What Are Camera Sensors?

There are two main categories of digital cameras: those with cropped sensors and those with full-frame sensors.

Cropped sensor cameras are smaller, have a narrower angle of view, and are used in cameras that can be smaller.

Crop sensor DSLRs use the “APS-C format”, which is a 3:2 ratio, as is full frame, but approximates the size of Advanced Photo System Classic film.

Importance Of Sensor Sizes When Shooting

Crop sensor cameras offer great quality at a lower price point, and are good for taking images of things like landscapes or portraits.

The most important thing is to assess what you’re shooting and choose the right camera for your style.

If you’re shooting nature photography, for instance, a full-frame camera with a wide angle lens is likely your best bet.

On the other hand, if you’re taking photos of people or animals, a crop sensor camera with a long lens might be better suited to your needs.

Main Difference Between Full-Frame and Crop Sensors

Crop sensor cameras use sensors that are much smaller than full-frame cameras, resulting in a crop factor.

This crop factor means that the field of view is reduced, and you’ll need a longer lens to get the same effect as with a full-frame camera.

For example, if you’re using a 50mm lens on a crop sensor camera, it will have the same field of view as an 80mm lens on a full-frame camera.

This can be both a pro and a con, depending on your needs.

If you’re shooting in low light conditions, for instance, a full-frame camera will perform better than a crop sensor camera.

On the other hand, if you need a longer focal length for things like wildlife photography, a crop sensor camera may be the better choice.

Lenses designed for full-frame cameras can also be used on crop sensor cameras, but they will produce a reduced image quality due to the reduced size of the sensor.

There are several advantages and disadvantages to each sensor size, and we have outlined them below.

Full Frame Sensor Pros

  • Full-frame sensors provide better image quality and performance in low light.
  • They have a broader dynamic range than crop sensors.
  • They produce more bokeh with the same lens aperture when used with an equivalent lens.
  • Their dynamic range is broader, which helps recover details in dark shadows and bright highlights (if shooting RAW).

Full Frame Sensor Cons

  • Full-frame sensors are more expensive than crop sensors.
  • Lenses for full-frame sensors are more expensive than lenses for crop sensors.
  • There is a smaller selection of full-frame camera bodies and lenses to choose from.

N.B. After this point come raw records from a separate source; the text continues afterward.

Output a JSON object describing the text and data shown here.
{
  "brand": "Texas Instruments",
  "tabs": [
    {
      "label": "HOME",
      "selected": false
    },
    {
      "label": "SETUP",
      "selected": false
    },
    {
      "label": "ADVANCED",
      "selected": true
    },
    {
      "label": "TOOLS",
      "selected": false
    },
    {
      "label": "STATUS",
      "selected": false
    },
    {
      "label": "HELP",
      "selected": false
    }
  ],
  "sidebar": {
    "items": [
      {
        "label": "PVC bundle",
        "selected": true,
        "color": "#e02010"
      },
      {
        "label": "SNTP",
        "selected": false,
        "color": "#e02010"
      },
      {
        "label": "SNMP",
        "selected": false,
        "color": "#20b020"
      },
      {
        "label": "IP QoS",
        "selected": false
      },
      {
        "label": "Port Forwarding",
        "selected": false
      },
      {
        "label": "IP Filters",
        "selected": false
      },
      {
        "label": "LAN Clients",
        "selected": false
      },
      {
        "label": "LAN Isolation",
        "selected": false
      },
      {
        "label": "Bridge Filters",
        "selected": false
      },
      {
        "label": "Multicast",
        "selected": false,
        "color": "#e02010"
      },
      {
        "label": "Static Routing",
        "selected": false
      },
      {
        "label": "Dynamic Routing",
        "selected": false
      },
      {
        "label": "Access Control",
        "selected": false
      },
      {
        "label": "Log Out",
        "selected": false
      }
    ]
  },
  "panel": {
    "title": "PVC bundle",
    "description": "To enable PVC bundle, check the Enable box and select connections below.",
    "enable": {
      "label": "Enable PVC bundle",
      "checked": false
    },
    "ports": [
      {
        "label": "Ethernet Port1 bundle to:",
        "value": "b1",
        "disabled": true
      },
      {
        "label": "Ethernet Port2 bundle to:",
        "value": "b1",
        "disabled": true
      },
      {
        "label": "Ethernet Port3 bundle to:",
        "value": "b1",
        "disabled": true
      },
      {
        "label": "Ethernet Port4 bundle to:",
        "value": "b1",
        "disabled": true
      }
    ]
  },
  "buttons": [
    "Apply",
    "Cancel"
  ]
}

Crop Sensor Pros

  • Crop sensor cameras are smaller and lighter than full-frame cameras.
  • They provide 1.5x-2x crop magnification, which is advantageous for photographing sports, wildlife, or anything that requires getting closer to the action.
  • They are cheaper to manufacture and can be a consideration if you’re on a budget.
  • They have less noise and less sharpness than full-frame cameras, but they require more resolving power from lenses to produce the same level of sharpness as on full-frame cameras
  • Crop sensors have high resolutions of up to 32MP.
  • Crop sensors can be used for a variety of purposes, including agriculture, forestry, and surveying.
  • Crop sensors are becoming increasingly popular due to their high resolution and versatility.

Crop Sensor Cons

  • A cropped sensor camera has a smaller image size than a full-frame sensor. This results in lower quality photos and less detail.
  • A cropped sensor camera is not well suited for low light photography.
  • Crop sensors have a narrower angle of view than full frame cameras.

So, which is better? Full frame or crop sensor?

There is no clear cut answer when it comes to which one is better, they are both effective in different ways and have their own pros and cons.

It really depends on your needs as a photographer and what you’re looking to achieve.

If you’re just starting out, a crop sensor camera might be a good option because they are cheaper and easier to use.

If you’re more experienced, or if you plan on doing a lot of low light photography, then a full frame sensor might be a better option for you.

Whichever you choose, make sure you do your research and pick the one that’s right for you. It all depends on the situation and what you are looking for.